#01 Midsommar (56 points)
Ari Aster’s sophomore feature wades back into the world of grief so soon post-Hereditary that we still hadn’t fully recovered by Midsommar’s theatrical release. This foray, however, was so far removed from the dark and drab of that world that it’s easy to be deceived into thinking you’re safe. That was of course, until the (quite literal) jumping off point whereby your whole summer became irrevocably bollocksed (in the best way)… again.

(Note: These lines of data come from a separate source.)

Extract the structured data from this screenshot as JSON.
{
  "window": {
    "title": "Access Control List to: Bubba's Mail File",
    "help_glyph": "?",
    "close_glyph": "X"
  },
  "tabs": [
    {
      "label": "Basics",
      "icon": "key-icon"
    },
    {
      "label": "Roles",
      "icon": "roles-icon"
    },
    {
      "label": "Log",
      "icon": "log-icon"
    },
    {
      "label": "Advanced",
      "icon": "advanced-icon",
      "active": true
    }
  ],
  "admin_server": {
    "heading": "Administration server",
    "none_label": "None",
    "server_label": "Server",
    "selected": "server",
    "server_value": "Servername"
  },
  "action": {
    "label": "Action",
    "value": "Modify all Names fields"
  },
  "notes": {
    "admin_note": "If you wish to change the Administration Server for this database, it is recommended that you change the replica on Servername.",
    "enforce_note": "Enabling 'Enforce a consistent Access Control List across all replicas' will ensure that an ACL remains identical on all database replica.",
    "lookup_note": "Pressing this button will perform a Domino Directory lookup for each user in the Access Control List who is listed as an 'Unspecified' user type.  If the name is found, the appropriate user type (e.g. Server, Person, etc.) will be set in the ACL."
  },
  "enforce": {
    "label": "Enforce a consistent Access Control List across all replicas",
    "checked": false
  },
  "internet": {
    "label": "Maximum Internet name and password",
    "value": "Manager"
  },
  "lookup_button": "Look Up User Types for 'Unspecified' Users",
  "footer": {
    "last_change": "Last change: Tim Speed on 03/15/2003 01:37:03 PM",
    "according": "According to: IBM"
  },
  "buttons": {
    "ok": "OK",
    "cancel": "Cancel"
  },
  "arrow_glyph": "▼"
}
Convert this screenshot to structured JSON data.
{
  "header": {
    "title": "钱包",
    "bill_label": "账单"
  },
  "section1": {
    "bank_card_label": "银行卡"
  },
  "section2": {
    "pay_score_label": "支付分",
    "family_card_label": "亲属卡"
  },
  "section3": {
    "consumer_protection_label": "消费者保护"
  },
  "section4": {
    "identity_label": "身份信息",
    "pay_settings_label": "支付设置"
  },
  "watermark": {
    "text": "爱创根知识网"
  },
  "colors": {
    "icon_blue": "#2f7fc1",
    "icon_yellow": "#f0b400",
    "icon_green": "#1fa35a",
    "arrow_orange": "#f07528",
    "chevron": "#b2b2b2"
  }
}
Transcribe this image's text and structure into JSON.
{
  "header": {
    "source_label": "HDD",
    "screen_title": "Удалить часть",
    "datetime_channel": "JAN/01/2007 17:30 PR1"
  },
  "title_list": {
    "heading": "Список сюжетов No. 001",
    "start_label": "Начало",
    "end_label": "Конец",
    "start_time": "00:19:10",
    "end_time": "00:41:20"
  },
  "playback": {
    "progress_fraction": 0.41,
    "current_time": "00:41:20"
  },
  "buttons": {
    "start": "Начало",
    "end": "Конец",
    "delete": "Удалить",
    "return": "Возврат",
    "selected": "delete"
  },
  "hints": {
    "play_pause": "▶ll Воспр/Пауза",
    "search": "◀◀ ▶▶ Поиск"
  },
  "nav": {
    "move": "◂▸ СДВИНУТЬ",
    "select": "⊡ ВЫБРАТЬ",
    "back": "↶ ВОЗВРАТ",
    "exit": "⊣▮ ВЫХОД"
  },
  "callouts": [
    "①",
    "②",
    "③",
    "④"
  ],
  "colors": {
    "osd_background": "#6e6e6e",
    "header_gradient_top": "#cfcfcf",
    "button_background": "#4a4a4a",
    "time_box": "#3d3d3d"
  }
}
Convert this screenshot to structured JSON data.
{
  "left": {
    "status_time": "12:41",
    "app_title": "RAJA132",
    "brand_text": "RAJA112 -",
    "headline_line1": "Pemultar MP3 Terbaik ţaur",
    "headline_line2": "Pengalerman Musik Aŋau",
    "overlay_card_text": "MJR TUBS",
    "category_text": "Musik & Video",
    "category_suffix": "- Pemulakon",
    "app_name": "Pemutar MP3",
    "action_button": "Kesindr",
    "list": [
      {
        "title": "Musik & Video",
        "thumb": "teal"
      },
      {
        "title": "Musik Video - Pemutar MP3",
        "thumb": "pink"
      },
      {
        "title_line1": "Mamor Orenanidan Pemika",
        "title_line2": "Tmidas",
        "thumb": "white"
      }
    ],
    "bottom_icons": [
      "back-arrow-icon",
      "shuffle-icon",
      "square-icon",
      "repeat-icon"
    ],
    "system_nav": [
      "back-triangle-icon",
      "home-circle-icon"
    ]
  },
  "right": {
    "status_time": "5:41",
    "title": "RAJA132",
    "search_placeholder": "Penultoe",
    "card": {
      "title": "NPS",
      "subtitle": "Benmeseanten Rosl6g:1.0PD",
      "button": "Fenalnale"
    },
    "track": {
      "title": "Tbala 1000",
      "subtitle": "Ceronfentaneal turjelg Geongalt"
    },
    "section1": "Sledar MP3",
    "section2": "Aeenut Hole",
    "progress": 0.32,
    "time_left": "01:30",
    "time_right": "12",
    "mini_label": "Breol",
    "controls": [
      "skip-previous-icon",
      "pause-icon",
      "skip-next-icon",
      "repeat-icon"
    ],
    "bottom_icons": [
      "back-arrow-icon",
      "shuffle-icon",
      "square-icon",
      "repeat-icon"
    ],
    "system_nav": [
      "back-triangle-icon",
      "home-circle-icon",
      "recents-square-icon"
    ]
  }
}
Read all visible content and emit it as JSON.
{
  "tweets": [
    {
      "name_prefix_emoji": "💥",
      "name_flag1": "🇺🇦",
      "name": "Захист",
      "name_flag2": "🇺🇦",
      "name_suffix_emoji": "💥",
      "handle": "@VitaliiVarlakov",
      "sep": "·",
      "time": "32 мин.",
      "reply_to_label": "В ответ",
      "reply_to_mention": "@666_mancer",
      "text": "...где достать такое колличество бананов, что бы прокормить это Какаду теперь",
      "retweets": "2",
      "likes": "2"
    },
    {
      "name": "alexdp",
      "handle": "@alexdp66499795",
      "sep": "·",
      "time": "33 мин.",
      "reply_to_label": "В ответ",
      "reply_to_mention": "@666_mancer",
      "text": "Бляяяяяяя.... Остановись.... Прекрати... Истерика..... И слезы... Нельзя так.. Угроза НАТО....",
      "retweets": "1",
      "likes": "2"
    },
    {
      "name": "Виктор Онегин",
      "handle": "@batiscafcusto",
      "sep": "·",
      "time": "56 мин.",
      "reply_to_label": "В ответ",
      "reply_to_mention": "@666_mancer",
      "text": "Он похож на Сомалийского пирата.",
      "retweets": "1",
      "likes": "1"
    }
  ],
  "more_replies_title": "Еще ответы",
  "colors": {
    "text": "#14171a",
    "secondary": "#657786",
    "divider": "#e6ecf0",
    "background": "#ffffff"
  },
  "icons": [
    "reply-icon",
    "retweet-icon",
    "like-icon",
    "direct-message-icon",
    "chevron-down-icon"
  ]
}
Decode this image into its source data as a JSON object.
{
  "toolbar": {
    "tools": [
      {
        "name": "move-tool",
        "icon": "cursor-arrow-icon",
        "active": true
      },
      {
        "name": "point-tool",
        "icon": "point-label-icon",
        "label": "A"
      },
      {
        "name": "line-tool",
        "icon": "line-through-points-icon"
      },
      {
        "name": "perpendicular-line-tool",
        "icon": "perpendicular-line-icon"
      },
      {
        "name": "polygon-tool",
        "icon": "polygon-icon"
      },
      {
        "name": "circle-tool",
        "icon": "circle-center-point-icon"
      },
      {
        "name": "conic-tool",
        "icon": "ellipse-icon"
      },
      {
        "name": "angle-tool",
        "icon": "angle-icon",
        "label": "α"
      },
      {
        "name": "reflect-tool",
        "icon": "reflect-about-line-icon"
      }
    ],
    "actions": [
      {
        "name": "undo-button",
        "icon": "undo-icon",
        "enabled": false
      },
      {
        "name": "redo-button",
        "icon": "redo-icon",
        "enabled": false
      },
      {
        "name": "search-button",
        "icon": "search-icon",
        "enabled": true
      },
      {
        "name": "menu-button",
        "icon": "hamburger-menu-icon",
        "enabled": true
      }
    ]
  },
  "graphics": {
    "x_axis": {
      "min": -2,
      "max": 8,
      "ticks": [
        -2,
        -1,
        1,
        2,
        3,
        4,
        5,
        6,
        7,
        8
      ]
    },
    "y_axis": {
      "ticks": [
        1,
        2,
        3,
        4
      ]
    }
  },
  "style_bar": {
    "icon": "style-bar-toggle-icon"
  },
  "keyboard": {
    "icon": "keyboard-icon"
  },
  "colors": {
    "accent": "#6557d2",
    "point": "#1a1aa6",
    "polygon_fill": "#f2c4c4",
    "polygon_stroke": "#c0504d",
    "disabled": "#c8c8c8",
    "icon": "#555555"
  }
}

Midsommar is a textured movie using the complexities of real-life trauma for horror fodder, loaded with disarmingly relatable performances and some of the most spell-binding cinematography you’re likely to see for a while. Aster has taken nearly every opportunity to label it a ‘break-up movie’ and although he isn’t necessarily wrong, I think that descriptor does seriously downplay and disservice the intricacies of themes that hang from that tree: mourning, emotional numbness, bouts of erratic behaviour, etc. All of that is delivered by the fantastic Florence Pugh’s Dani alone, before we entertain the impressive array of well-written foil characters that move everything on in such an uncomfortably realistic way.
Whether it lurks or outright explodes, it’s always engaging and, my god, will it stay with you. Seriously… some of the, shall we say, less pretty visuals in this one might occupy the insides of your eyelids for a bit. It’s definitely stayed with STT, and it’s deservedly our film of the year. Two for two, Ari. Take a bow – and leave us alone for a bit… we’re only human. – Joel Thornton